Copy all entries exactly.
[Start of section]
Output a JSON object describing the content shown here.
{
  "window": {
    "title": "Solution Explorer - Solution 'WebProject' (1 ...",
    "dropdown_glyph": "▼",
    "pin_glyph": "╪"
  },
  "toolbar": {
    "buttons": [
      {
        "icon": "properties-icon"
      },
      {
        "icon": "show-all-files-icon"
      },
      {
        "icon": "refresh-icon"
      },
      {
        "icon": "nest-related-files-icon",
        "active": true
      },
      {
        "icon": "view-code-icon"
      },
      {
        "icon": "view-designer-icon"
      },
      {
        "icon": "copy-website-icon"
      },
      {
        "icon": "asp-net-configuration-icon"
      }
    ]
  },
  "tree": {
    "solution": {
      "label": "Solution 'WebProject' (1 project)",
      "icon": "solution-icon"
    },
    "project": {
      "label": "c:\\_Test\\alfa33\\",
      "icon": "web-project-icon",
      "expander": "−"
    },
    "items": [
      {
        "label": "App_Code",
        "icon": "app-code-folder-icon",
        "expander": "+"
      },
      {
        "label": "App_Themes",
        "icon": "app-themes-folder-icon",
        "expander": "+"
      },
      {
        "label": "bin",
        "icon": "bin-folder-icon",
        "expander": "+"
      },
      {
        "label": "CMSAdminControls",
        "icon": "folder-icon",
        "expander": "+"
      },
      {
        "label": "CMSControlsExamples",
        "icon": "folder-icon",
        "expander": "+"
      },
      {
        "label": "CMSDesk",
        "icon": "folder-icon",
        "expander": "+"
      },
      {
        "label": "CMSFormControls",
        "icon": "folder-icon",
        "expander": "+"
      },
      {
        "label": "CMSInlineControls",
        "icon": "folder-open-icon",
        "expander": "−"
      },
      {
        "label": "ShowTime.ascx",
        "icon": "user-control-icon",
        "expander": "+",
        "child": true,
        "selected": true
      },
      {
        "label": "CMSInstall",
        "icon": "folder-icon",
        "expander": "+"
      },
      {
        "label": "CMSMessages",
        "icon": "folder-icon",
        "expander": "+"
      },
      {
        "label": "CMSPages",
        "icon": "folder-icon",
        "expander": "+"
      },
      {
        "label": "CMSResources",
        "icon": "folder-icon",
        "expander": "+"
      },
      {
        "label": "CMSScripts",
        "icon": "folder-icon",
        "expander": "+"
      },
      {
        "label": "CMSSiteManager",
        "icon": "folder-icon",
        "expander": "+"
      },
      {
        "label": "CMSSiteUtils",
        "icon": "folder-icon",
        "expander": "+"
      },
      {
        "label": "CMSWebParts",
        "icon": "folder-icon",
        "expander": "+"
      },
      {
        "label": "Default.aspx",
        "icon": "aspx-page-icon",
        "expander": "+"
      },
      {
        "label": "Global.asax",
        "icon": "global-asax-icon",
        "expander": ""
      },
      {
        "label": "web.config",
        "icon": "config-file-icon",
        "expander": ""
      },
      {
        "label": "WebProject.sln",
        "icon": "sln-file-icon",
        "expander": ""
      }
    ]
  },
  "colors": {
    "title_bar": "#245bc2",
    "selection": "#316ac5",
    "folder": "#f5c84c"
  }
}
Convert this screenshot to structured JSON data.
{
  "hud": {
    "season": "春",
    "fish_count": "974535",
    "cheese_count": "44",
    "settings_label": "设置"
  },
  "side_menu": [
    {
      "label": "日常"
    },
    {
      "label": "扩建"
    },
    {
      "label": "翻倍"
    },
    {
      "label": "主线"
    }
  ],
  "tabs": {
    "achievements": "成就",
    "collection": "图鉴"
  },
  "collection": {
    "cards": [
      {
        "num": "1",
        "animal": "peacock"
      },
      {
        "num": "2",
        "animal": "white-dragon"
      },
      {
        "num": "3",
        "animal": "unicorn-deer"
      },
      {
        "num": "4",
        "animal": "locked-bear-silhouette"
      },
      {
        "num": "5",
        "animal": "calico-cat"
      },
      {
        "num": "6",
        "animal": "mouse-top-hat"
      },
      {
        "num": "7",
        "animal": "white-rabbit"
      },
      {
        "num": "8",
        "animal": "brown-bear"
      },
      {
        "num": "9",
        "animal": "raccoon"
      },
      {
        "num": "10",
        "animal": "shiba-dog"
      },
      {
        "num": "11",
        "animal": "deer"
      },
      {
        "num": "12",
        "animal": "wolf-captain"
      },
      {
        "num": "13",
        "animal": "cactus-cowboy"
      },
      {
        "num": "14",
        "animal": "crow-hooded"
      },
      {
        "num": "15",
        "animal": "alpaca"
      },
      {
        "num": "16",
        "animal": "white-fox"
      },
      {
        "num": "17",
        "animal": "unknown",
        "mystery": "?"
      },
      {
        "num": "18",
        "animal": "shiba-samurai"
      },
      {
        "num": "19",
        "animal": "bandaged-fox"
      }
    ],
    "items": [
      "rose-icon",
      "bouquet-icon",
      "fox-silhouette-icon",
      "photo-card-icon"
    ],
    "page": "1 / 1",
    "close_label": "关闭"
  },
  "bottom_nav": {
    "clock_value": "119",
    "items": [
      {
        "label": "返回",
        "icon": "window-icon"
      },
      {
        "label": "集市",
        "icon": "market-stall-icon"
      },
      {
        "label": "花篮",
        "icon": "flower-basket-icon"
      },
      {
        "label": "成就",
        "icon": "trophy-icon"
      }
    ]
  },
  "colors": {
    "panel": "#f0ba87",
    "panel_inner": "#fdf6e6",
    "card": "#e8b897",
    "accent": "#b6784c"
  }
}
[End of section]
### RESPONSE TO THE TASK
Output a JSON object describing the content shown here.
{
  "window": {
    "title": "Solution Explorer - Solution 'WebProject' (1 ...",
    "dropdown_glyph": "▼",
    "pin_glyph": "╪"
  },
  "toolbar": {
    "buttons": [
      {
        "icon": "properties-icon"
      },
      {
        "icon": "show-all-files-icon"
      },
      {
        "icon": "refresh-icon"
      },
      {
        "icon": "nest-related-files-icon",
        "active": true
      },
      {
        "icon": "view-code-icon"
      },
      {
        "icon": "view-designer-icon"
      },
      {
        "icon": "copy-website-icon"
      },
      {
        "icon": "asp-net-configuration-icon"
      }
    ]
  },
  "tree": {
    "solution": {
      "label": "Solution 'WebProject' (1 project)",
      "icon": "solution-icon"
    },
    "project": {
      "label": "c:\\_Test\\alfa33\\",
      "icon": "web-project-icon",
      "expander": "−"
    },
    "items": [
      {
        "label": "App_Code",
        "icon": "app-code-folder-icon",
        "expander": "+"
      },
      {
        "label": "App_Themes",
        "icon": "app-themes-folder-icon",
        "expander": "+"
      },
      {
        "label": "bin",
        "icon": "bin-folder-icon",
        "expander": "+"
      },
      {
        "label": "CMSAdminControls",
        "icon": "folder-icon",
        "expander": "+"
      },
      {
        "label": "CMSControlsExamples",
        "icon": "folder-icon",
        "expander": "+"
      },
      {
        "label": "CMSDesk",
        "icon": "folder-icon",
        "expander": "+"
      },
      {
        "label": "CMSFormControls",
        "icon": "folder-icon",
        "expander": "+"
      },
      {
        "label": "CMSInlineControls",
        "icon": "folder-open-icon",
        "expander": "−"
      },
      {
        "label": "ShowTime.ascx",
        "icon": "user-control-icon",
        "expander": "+",
        "child": true,
        "selected": true
      },
      {
        "label": "CMSInstall",
        "icon": "folder-icon",
        "expander": "+"
      },
      {
        "label": "CMSMessages",
        "icon": "folder-icon",
        "expander": "+"
      },
      {
        "label": "CMSPages",
        "icon": "folder-icon",
        "expander": "+"
      },
      {
        "label": "CMSResources",
        "icon": "folder-icon",
        "expander": "+"
      },
      {
        "label": "CMSScripts",
        "icon": "folder-icon",
        "expander": "+"
      },
      {
        "label": "CMSSiteManager",
        "icon": "folder-icon",
        "expander": "+"
      },
      {
        "label": "CMSSiteUtils",
        "icon": "folder-icon",
        "expander": "+"
      },
      {
        "label": "CMSWebParts",
        "icon": "folder-icon",
        "expander": "+"
      },
      {
        "label": "Default.aspx",
        "icon": "aspx-page-icon",
        "expander": "+"
      },
      {
        "label": "Global.asax",
        "icon": "global-asax-icon",
        "expander": ""
      },
      {
        "label": "web.config",
        "icon": "config-file-icon",
        "expander": ""
      },
      {
        "label": "WebProject.sln",
        "icon": "sln-file-icon",
        "expander": ""
      }
    ]
  },
  "colors": {
    "title_bar": "#245bc2",
    "selection": "#316ac5",
    "folder": "#f5c84c"
  }
}
Convert this screenshot to structured JSON data.
{
  "hud": {
    "season": "春",
    "fish_count": "974535",
    "cheese_count": "44",
    "settings_label": "设置"
  },
  "side_menu": [
    {
      "label": "日常"
    },
    {
      "label": "扩建"
    },
    {
      "label": "翻倍"
    },
    {
      "label": "主线"
    }
  ],
  "tabs": {
    "achievements": "成就",
    "collection": "图鉴"
  },
  "collection": {
    "cards": [
      {
        "num": "1",
        "animal": "peacock"
      },
      {
        "num": "2",
        "animal": "white-dragon"
      },
      {
        "num": "3",
        "animal": "unicorn-deer"
      },
      {
        "num": "4",
        "animal": "locked-bear-silhouette"
      },
      {
        "num": "5",
        "animal": "calico-cat"
      },
      {
        "num": "6",
        "animal": "mouse-top-hat"
      },
      {
        "num": "7",
        "animal": "white-rabbit"
      },
      {
        "num": "8",
        "animal": "brown-bear"
      },
      {
        "num": "9",
        "animal": "raccoon"
      },
      {
        "num": "10",
        "animal": "shiba-dog"
      },
      {
        "num": "11",
        "animal": "deer"
      },
      {
        "num": "12",
        "animal": "wolf-captain"
      },
      {
        "num": "13",
        "animal": "cactus-cowboy"
      },
      {
        "num": "14",
        "animal": "crow-hooded"
      },
      {
        "num": "15",
        "animal": "alpaca"
      },
      {
        "num": "16",
        "animal": "white-fox"
      },
      {
        "num": "17",
        "animal": "unknown",
        "mystery": "?"
      },
      {
        "num": "18",
        "animal": "shiba-samurai"
      },
      {
        "num": "19",
        "animal": "bandaged-fox"
      }
    ],
    "items": [
      "rose-icon",
      "bouquet-icon",
      "fox-silhouette-icon",
      "photo-card-icon"
    ],
    "page": "1 / 1",
    "close_label": "关闭"
  },
  "bottom_nav": {
    "clock_value": "119",
    "items": [
      {
        "label": "返回",
        "icon": "window-icon"
      },
      {
        "label": "集市",
        "icon": "market-stall-icon"
      },
      {
        "label": "花篮",
        "icon": "flower-basket-icon"
      },
      {
        "label": "成就",
        "icon": "trophy-icon"
      }
    ]
  },
  "colors": {
    "panel": "#f0ba87",
    "panel_inner": "#fdf6e6",
    "card": "#e8b897",
    "accent": "#b6784c"
  }
}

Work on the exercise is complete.